As I have emphasized before, the world changes over time, and we must ensure that our policy prescriptions change accordingly. Many positions expressed in past Review Conference documents will no doubt remain of enduring importance, but others may age less gracefully, while new issues will surely arise. It is up to all of us continuously to evaluate the situation, and use the review process to encourage support for measures that in today's world promote fulfillment of the Treaty's provisions and achievement of the purposes expressed in its Preamble.

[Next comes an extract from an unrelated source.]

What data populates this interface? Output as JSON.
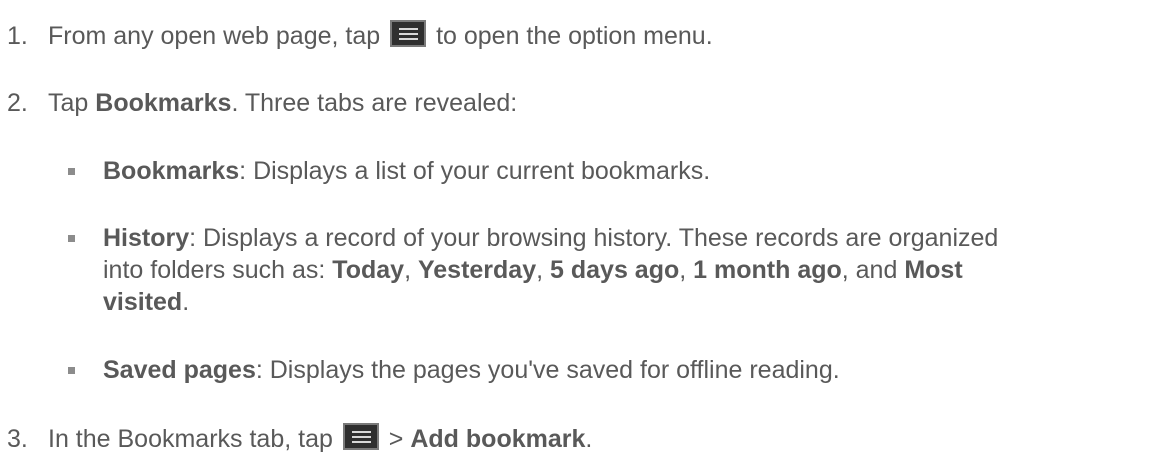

It is no secret that the United States believes that the "Thirteen Steps" on disarmament from the Final Document of the 2000 Review Conference today constitute an inadequate set of policy priorities for helping to achieve the goals of Article VI and the Preamble. But because the United States remains steadfastly committed to these goals, we feel it is an insufficient answer merely to point out the obsolescence of the "Thirteen Steps." Disarmament issues, as I have indicated, are of great importance, and the world needs more -- not less -- serious and thoughtful discussion of how to achieve these goals. Accordingly, in this fourth paper, we discuss a number of ways in which the Treaty review process could help update international thinking and build upon the lessons of recent experience in order to facilitate real movement toward the NPT's objectives. Not all of you, perhaps, will agree with everything we mention. But let it no longer be said that we are not actively engaged in dialogue about how to move the world in realistic ways toward disarmament.
My quick summaries here do not do these papers justice. Nor do I have any doubt that reasonable people can disagree about many of these matters. I hope, however, that we can demonstrate that we do wish to engage seriously on these matters - and that supporters of nuclear disarmament need have no worries that such issues will receive anything other than the full hearing they deserve during this review cycle.
Let me emphasize again that such engagement is what the review process is for. However free Article VI may in fact be of concrete disarmament requirements, we cannot ignore the important goals set forth in it and in the Preamble, and we cannot ignore disarmament issues as States Party set about reviewing how well the NPT is living up to its promise.
Rather than curse each other's blindness, it is our responsibility to engage with each other on such matters. For anyone who takes seriously the Preamble's wise focus upon lessening tensions and strengthening trust among nations in order to facilitate disarmament, there is no alternative to such engagement. With luck, it will contribute to building a world in which the elimination of nuclear weapons ceases to be merely a utopian fantasy and instead becomes a practical and sustainable reality.
Released on March 18, 2007